Keep it cold: Nuts
This may come as a surprise, but your favorite healthy midday snack actually does better in the fridge. The oils in nuts can become rancid after a few months if they’re left at room temperature. Fun fact: They can also be frozen, since they have such a small water content.
Better at room temp: Uncut Watermelon
Stop letting your huge watermelons hog all of the room in the fridge! This fruit is good left on the counter until it’s cut. Once you slice it, wrap it up and place it in the fridge for optimal freshness. Check out 11 more food storage tricks to make your favorite foods last longer.
Keep it cold: Opened salami or pepperoni
Meats that you’ll typically find on a cheese board, like salami, cured ham, and pepperoni, should be put in the fridge once you open them. The cut end becomes seriously susceptible to bacteria growth if it’s left out on the counter or in the pantry. Make sure you know exactly how long every kind of meat lasts in the fridge.
Keep it cold: Pure maple syrup
The real stuff has no preservatives and can become moldy after opening if it’s not chilled within a few weeks or months. But if you’re using commercial, processed maple syrup, it’s good to stay in the pantry. If you’re not looking forward to pancakes with cold maple syrup, pour out a serving size and pop it in the microwave for 30 seconds––it’ll take your flapjacks to the next level.
Keep it cold: Ripe bananas
Ripe bananas stay at their perfect peak for another week if you toss them in the refrigerator—but wait until they’re soft with plenty of spots. If you put still-green or not-quite-ripe bananas in the fridge, it’ll halt the ripening process and you’ll never get the perfect banana…unless you like ’em green (Tip: There is less sugar in them that way!).
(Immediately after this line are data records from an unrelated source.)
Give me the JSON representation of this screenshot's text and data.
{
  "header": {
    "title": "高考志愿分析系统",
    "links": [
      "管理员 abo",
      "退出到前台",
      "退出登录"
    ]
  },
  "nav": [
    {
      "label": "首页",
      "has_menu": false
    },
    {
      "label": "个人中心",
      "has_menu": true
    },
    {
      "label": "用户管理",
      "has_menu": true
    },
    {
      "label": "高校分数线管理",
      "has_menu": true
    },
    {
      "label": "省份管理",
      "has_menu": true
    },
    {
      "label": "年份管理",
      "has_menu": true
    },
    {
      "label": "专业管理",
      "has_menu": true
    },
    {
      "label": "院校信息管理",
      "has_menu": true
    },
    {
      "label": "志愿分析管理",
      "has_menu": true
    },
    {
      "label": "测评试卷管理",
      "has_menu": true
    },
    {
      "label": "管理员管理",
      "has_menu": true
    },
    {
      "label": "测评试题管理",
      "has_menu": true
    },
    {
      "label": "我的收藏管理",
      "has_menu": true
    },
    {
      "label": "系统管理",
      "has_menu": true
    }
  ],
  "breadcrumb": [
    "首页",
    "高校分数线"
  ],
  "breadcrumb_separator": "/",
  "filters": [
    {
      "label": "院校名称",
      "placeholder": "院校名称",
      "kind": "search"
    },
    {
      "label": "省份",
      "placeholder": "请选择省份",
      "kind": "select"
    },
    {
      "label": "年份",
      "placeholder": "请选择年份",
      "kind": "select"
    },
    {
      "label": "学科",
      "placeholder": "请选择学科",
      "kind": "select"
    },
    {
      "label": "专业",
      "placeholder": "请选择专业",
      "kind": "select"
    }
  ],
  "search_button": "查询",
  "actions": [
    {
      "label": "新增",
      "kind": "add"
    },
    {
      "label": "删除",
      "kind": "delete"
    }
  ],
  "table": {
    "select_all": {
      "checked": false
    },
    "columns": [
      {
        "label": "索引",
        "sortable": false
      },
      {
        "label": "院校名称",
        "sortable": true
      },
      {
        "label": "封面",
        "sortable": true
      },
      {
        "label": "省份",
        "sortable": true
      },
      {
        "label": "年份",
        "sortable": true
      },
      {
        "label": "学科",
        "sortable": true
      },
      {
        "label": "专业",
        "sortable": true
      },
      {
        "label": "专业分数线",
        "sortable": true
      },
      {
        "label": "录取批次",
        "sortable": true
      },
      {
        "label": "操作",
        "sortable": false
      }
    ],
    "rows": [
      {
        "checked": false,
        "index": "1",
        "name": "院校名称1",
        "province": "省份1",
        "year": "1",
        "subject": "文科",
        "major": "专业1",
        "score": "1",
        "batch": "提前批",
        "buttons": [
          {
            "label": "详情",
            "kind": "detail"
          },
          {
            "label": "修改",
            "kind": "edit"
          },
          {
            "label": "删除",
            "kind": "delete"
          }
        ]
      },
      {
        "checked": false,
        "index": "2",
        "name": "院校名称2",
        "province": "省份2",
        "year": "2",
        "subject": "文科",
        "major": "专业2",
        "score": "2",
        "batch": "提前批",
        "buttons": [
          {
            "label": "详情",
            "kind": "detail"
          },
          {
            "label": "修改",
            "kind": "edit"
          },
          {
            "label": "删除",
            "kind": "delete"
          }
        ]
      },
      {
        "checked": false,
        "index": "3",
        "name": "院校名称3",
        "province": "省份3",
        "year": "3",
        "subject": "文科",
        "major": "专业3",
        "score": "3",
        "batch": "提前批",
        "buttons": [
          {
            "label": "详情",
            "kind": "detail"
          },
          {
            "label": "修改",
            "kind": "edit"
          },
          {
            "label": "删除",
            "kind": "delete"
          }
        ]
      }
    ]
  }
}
Better at room temp: Garlic
Entire bulbs of garlic can be left on the counter for up to 3-4 months, while individual cloves will last up to 10 days. And if you’re afraid you won’t use it quickly enough, you can store whole, unpeeled garlic in the freezer and remove cloves as you need them. But who doesn’t use garlic quickly? Here are 10 more foods you didn’t know you could freeze.
Better at room temp: Potatoes
Moisture makes spuds go blah; store in the pantry or on the counter for up to three weeks. Once you see ’em start to grow sprouts or get soft, that’s a sign to use them quickly (especially in soups and stews!) or ditch them. Also, beware: Potatoes exude (non-scented) fumes when they’re sitting out that can spoil other foods like onions more quickly. Don’t miss these 12 foods that you should never store together.
Keep it cold: Natural peanut butter
The oils in natural peanut butter can go rancid quickly when stored at warm temperatures. Take your PB out of the fridge 15-20 minutes before use and gift it a good stir to soften it up. Commercial, processed peanut butters, which include more than just peanuts as an ingredient, can be left in the pantry for up to a year, since there are added preservatives in the mix.